When formatting the `bar` call we will format the arguments in order, after the
first one we know we are working on multiple lines (imagine it is longer than
written). So, when we come to the second argument, the indent we pass to
`rewrite` is 12, which puts us under the first argument. The current block
indent (stored in the context) is 8. The former is used for visual indenting
(when objects are vertically aligned with some marker), the latter is used for
block indenting (when objects are tabbed in from the lhs). The width available
for `baz()` will be the maximum width, minus the space used for indenting, minus
the space used for the `);`. (Note that actual argument formatting does not
quite work like this, but it's close enough).

The `rewrite` function returns an `Option` - either we successfully rewrite and
return the rewritten string for the caller to use, or we fail to rewrite and
return `None`. This could be because Rustfmt encounters something it doesn't
know how to reformat, but more often it is because Rustfmt can't fit the item
into the required width. How to handle this is up to the caller. Often the
caller just gives up, ultimately relying on the missed spans system to paste in
the un-formatted source. A better solution (although not performed in many
places) is for the caller to shuffle around some of its other items to make
more width, then call the function again with more space.

Since it is common for callers to bail out when a callee fails, we often use a
`?` operator to make this pattern more succinct.

One way we might find out that we don't have enough space is when computing how much
space we have. Something like `available_space = budget - overhead`. Since
widths are unsized integers, this would cause underflow. Therefore we use
checked subtraction: `available_space = budget.checked_sub(overhead)?`.
`checked_sub` returns an `Option`, and if we would underflow `?` returns
`None`, otherwise, we proceed with the computed space.

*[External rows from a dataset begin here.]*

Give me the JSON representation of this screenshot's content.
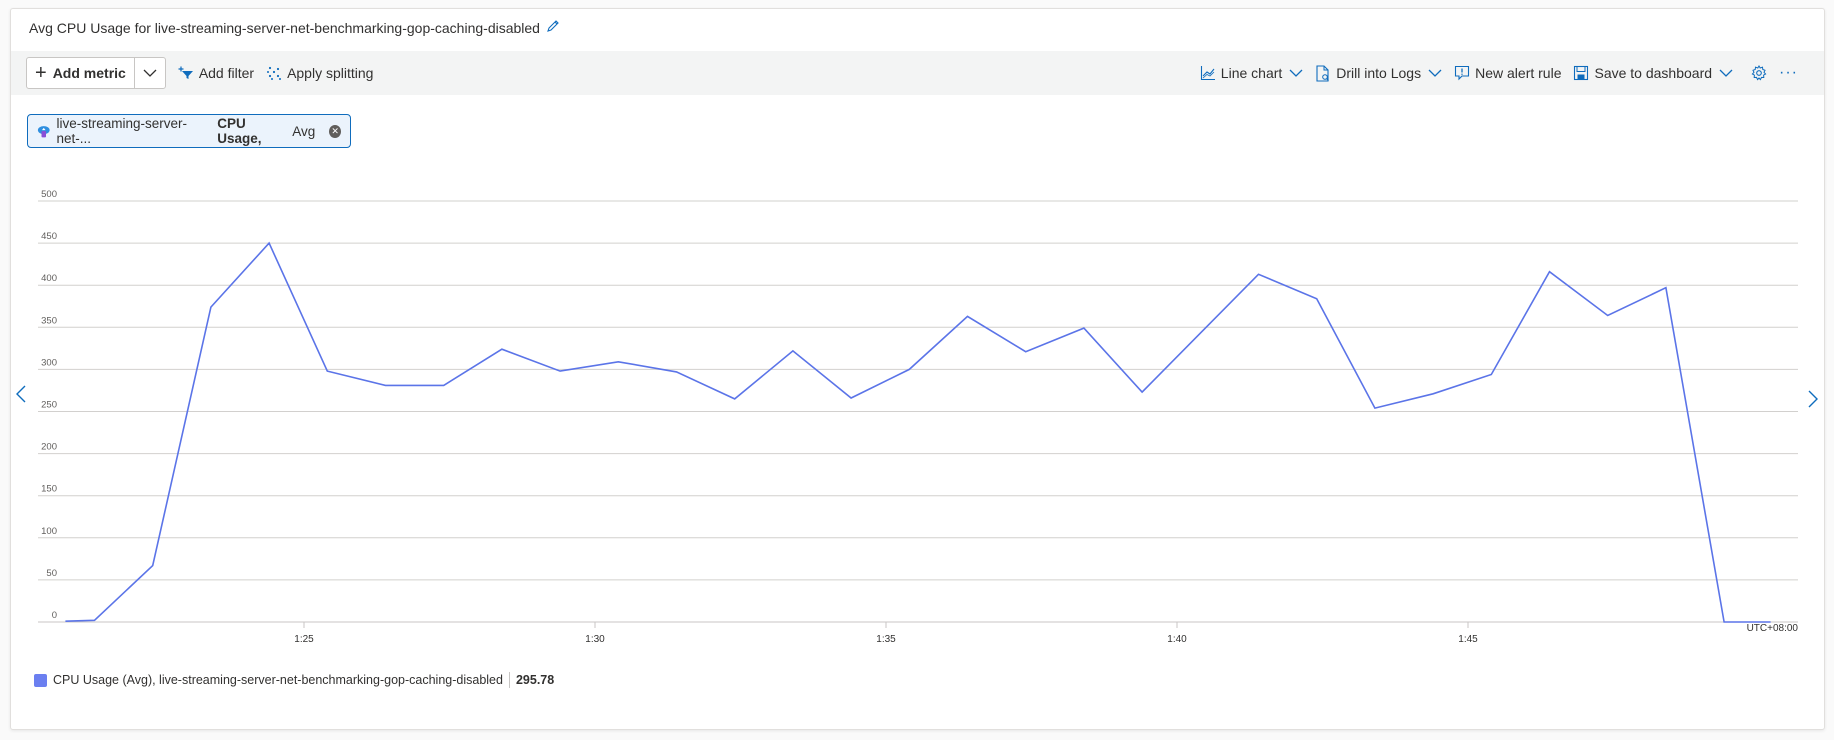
{
  "title": "Avg CPU Usage for live-streaming-server-net-benchmarking-gop-caching-disabled",
  "toolbar": {
    "add_metric": "Add metric",
    "add_filter": "Add filter",
    "apply_splitting": "Apply splitting",
    "line_chart": "Line chart",
    "drill_into_logs": "Drill into Logs",
    "new_alert_rule": "New alert rule",
    "save_to_dashboard": "Save to dashboard",
    "more": "···"
  },
  "metric_pill": {
    "resource": "live-streaming-server-net-...",
    "metric": "CPU Usage,",
    "aggregation": "Avg"
  },
  "legend": {
    "label": "CPU Usage (Avg), live-streaming-server-net-benchmarking-gop-caching-disabled",
    "value": "295.78",
    "color": "#6b7ff0"
  },
  "colors": {
    "accent": "#0f6cbd",
    "series": "#5b74e8",
    "grid": "#d2d0ce"
  },
  "chart_data": {
    "type": "line",
    "title": "Avg CPU Usage for live-streaming-server-net-benchmarking-gop-caching-disabled",
    "xlabel": "",
    "ylabel": "",
    "timezone_label": "UTC+08:00",
    "ylim": [
      0,
      500
    ],
    "yticks": [
      0,
      50,
      100,
      150,
      200,
      250,
      300,
      350,
      400,
      450,
      500
    ],
    "xlim_minutes": [
      20.9,
      50.2
    ],
    "xticks": [
      {
        "label": "1:25",
        "minute": 25
      },
      {
        "label": "1:30",
        "minute": 30
      },
      {
        "label": "1:35",
        "minute": 35
      },
      {
        "label": "1:40",
        "minute": 40
      },
      {
        "label": "1:45",
        "minute": 45
      }
    ],
    "grid": true,
    "legend_position": "bottom-left",
    "series": [
      {
        "name": "CPU Usage (Avg), live-streaming-server-net-benchmarking-gop-caching-disabled",
        "x_minutes": [
          20.9,
          21.4,
          22.4,
          23.4,
          24.4,
          25.4,
          26.4,
          27.4,
          28.4,
          29.4,
          30.4,
          31.4,
          32.4,
          33.4,
          34.4,
          35.4,
          36.4,
          37.4,
          38.4,
          39.4,
          40.4,
          41.4,
          42.4,
          43.4,
          44.4,
          45.4,
          46.4,
          47.4,
          48.4,
          49.4,
          50.2
        ],
        "values": [
          1,
          2,
          67,
          374,
          450,
          298,
          281,
          281,
          324,
          298,
          309,
          297,
          265,
          322,
          266,
          300,
          363,
          321,
          349,
          273,
          343,
          413,
          384,
          254,
          271,
          294,
          416,
          364,
          397,
          0,
          0
        ]
      }
    ]
  }
}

##### Rewrite of list-like expressions

Much of the syntax in Rust is lists: lists of arguments, lists of fields, lists of
array elements, etc. We have some generic code to handle lists, including how to
space them in horizontal and vertical space, indentation, comments between
items, trailing separators, etc. However, since there are so many options, the
code is a bit complex. Look in [src/lists.rs](src/lists.rs). `write_list` is the key function,
and `ListFormatting` the key structure for configuration. You'll need to make a
`ListItems` for input, this is usually done using `itemize_list`.

##### Configuration

Rustfmt strives to be highly configurable. Often the first part of a patch is
creating a configuration option for the feature you are implementing. All
handling of configuration options is done in [src/config/mod.rs](src/config/mod.rs). Look for the
`create_config!` macro at the end of the file for all the options. The rest of
the file defines a bunch of enums used for options, and the machinery to produce
the config struct and parse a config file, etc. Checking an option is done by
accessing the correct field on the config struct, e.g., `config.max_width()`. Most
functions have a `Config`, or one can be accessed via a visitor or context of
some kind.